For emigrants to the United States, passenger lists like those found at Castle Garden and Ellis Island can often provide the last address in Ireland. Records for Ellis Island date from 1892. Earlier emigration records can be found at Castle Garden. There are also extensive passenger lists published online at Ancestry and Findmypast. Passenger records from the early 20th century in the US can often state the townland of birth or last residence in Ireland, the name of their next of kin who remained in Ireland as well as the name of the person that the passenger was going to stay with. This can often be a sibling or aunt or uncle and their address in the US should be recorded. This information often appears on the second page of the passenger record, so always check for a second page, where you might find additional vital information.
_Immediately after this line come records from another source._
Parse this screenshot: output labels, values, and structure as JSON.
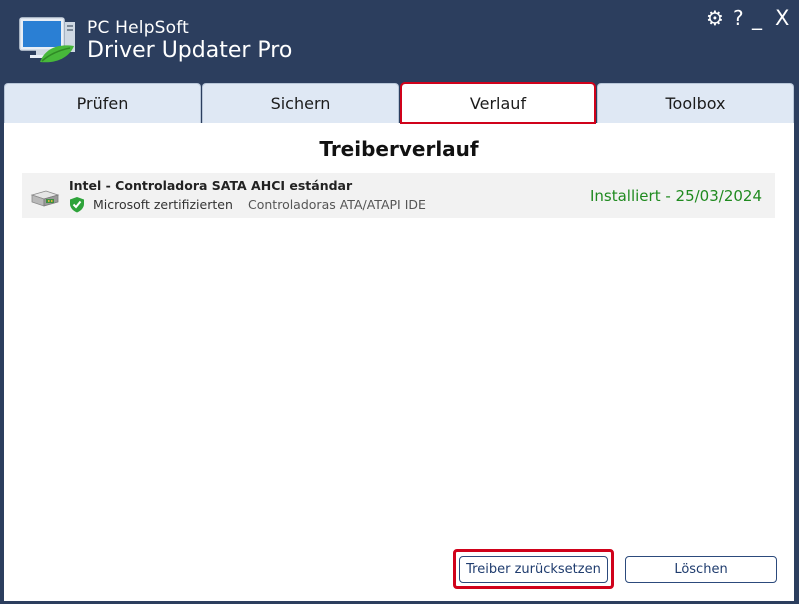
{
  "app": {
    "brand_line1": "PC HelpSoft",
    "brand_line2": "Driver Updater Pro"
  },
  "window_controls": {
    "settings": "⚙",
    "help": "?",
    "minimize": "_",
    "close": "X"
  },
  "tabs": [
    {
      "label": "Prüfen"
    },
    {
      "label": "Sichern"
    },
    {
      "label": "Verlauf",
      "active": true
    },
    {
      "label": "Toolbox"
    }
  ],
  "main": {
    "title": "Treiberverlauf",
    "history": [
      {
        "name": "Intel - Controladora SATA AHCI estándar",
        "certification": "Microsoft zertifizierten",
        "category": "Controladoras ATA/ATAPI IDE",
        "status": "Installiert - 25/03/2024"
      }
    ]
  },
  "buttons": {
    "reset": "Treiber zurücksetzen",
    "delete": "Löschen"
  },
  "colors": {
    "titlebar": "#2c3e5e",
    "tab_bg": "#dfe8f4",
    "highlight": "#d0021b",
    "status_green": "#1f8a1f",
    "button_border": "#2c4a7c"
  }
}
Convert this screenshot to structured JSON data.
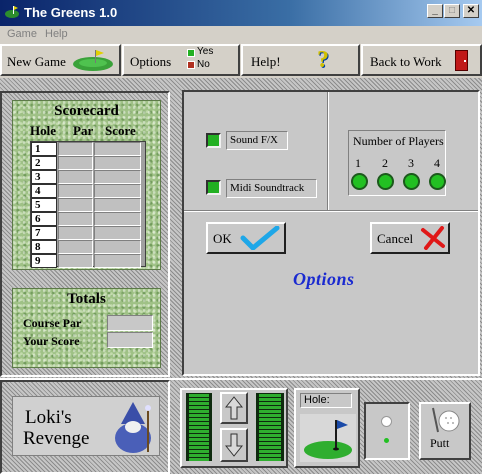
{
  "window": {
    "title": "The Greens 1.0"
  },
  "menu": [
    "Game",
    "Help"
  ],
  "toolbar": {
    "new_game": "New Game",
    "options": "Options",
    "legend_yes": "Yes",
    "legend_no": "No",
    "help": "Help!",
    "back_to_work": "Back to Work"
  },
  "scorecard": {
    "title": "Scorecard",
    "headers": [
      "Hole",
      "Par",
      "Score"
    ],
    "holes": [
      "1",
      "2",
      "3",
      "4",
      "5",
      "6",
      "7",
      "8",
      "9"
    ]
  },
  "totals": {
    "title": "Totals",
    "course_par_label": "Course Par",
    "your_score_label": "Your Score"
  },
  "options_panel": {
    "sound_fx": "Sound F/X",
    "midi": "Midi Soundtrack",
    "players_label": "Number of Players",
    "players": [
      "1",
      "2",
      "3",
      "4"
    ],
    "ok": "OK",
    "cancel": "Cancel",
    "heading": "Options"
  },
  "bottom": {
    "logo_line1": "Loki's",
    "logo_line2": "Revenge",
    "hole_label": "Hole:",
    "putt": "Putt"
  },
  "colors": {
    "accent_green": "#22b022",
    "title_blue": "#0a246a",
    "options_blue": "#1a2ad0"
  }
}
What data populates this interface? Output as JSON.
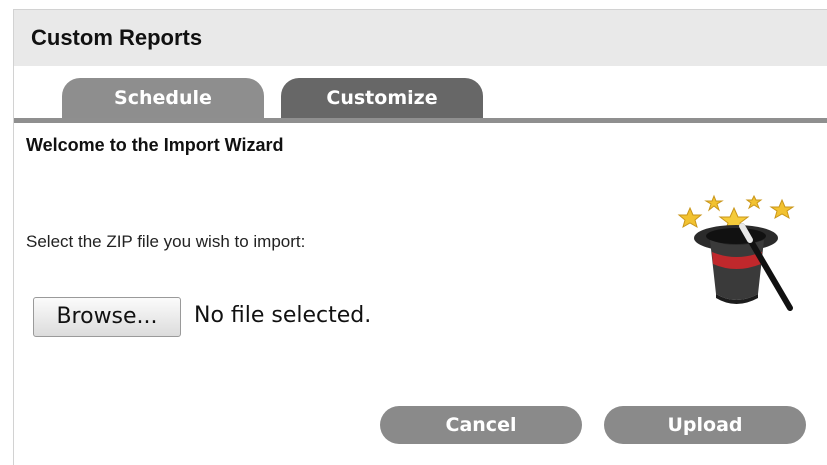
{
  "header": {
    "title": "Custom Reports"
  },
  "tabs": [
    {
      "label": "Schedule"
    },
    {
      "label": "Customize"
    }
  ],
  "wizard": {
    "title": "Welcome to the Import Wizard",
    "prompt": "Select the ZIP file you wish to import:",
    "browse_label": "Browse...",
    "file_status": "No file selected.",
    "icon": "magic-hat-icon"
  },
  "actions": {
    "cancel_label": "Cancel",
    "upload_label": "Upload"
  },
  "colors": {
    "header_bg": "#e9e9e9",
    "tab_inactive": "#8e8e8e",
    "tab_active": "#676767",
    "button_bg": "#8a8a8a"
  }
}
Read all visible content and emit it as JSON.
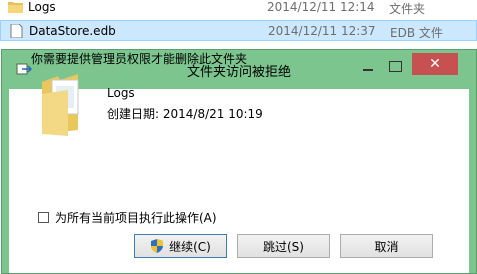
{
  "files": [
    {
      "name": "Logs",
      "date": "2014/12/11 12:14",
      "type": "文件夹",
      "icon": "folder-icon"
    },
    {
      "name": "DataStore.edb",
      "date": "2014/12/11 12:37",
      "type": "EDB 文件",
      "icon": "file-icon"
    }
  ],
  "dialog": {
    "title": "文件夹访问被拒绝",
    "message": "你需要提供管理员权限才能删除此文件夹",
    "item": {
      "name": "Logs",
      "created": "创建日期: 2014/8/21 10:19"
    },
    "checkbox_label": "为所有当前项目执行此操作(A)",
    "buttons": {
      "continue": "继续(C)",
      "skip": "跳过(S)",
      "cancel": "取消"
    },
    "close_glyph": "✕"
  },
  "colors": {
    "titlebar": "#7dc58e",
    "close": "#c75050",
    "selection": "#cce8ff"
  }
}
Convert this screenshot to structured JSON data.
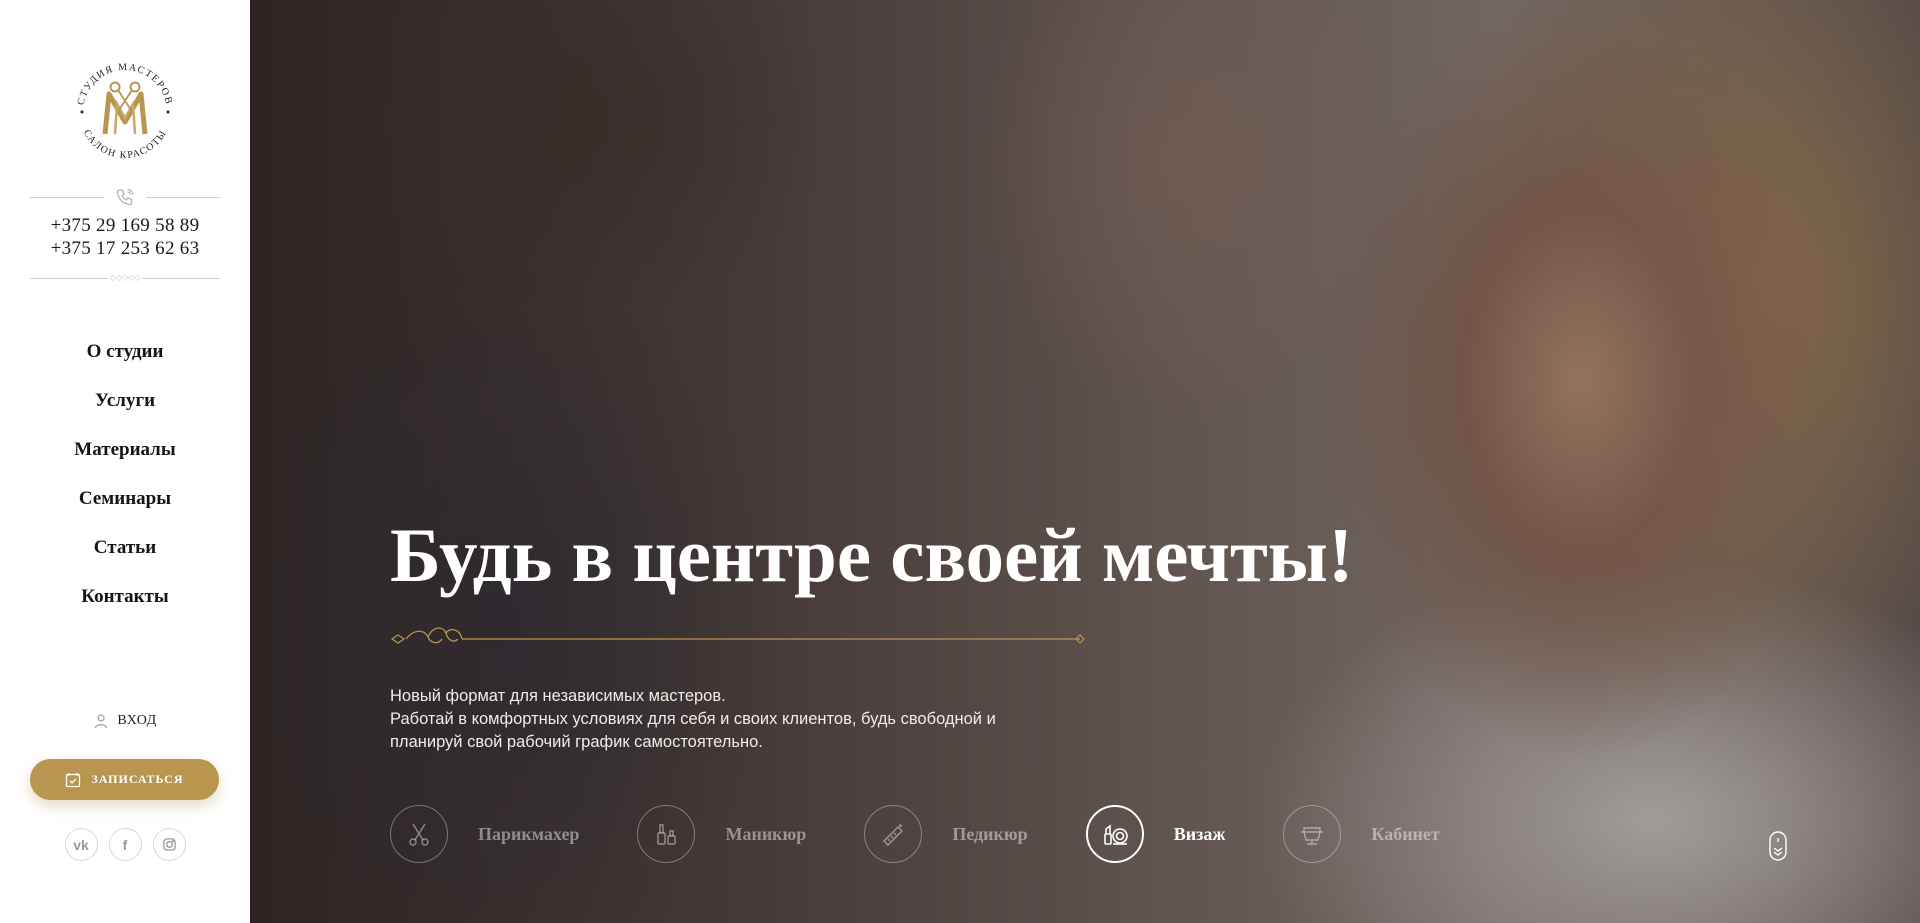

A recent collection from the Watson House Mission identifies women who arrived, unaccompanied, in New York. The mission helped the women to locate family and friends in the US and between 1883 and 1908 it is estimated that they saw 100,000 Irish women. The mission ledgers recorded the name of the emigrant woman, her age and county of birth and the ship on which she arrived, to whom the emigrant was sent and their destination address. It is possible to identify sisters who travelled together or emigrant girls who were reunited with family already settled in America. The records are available on the Watson House website.
There are few collections in Ireland that record the departure of emigrants. Most records were deposited at the port of arrival.
I would recommend consulting the excellent guide to passenger lists for Irish emigrants written by Brian Mitchell where you will also find a link to a small collection of indexed passenger lists for people leaving Irish and British Ports.
If you don’t find this information for a direct ancestor, try searching for other members of their family who also emigrated. Their records may contain a reference to a place of birth in Ireland or identify parents names.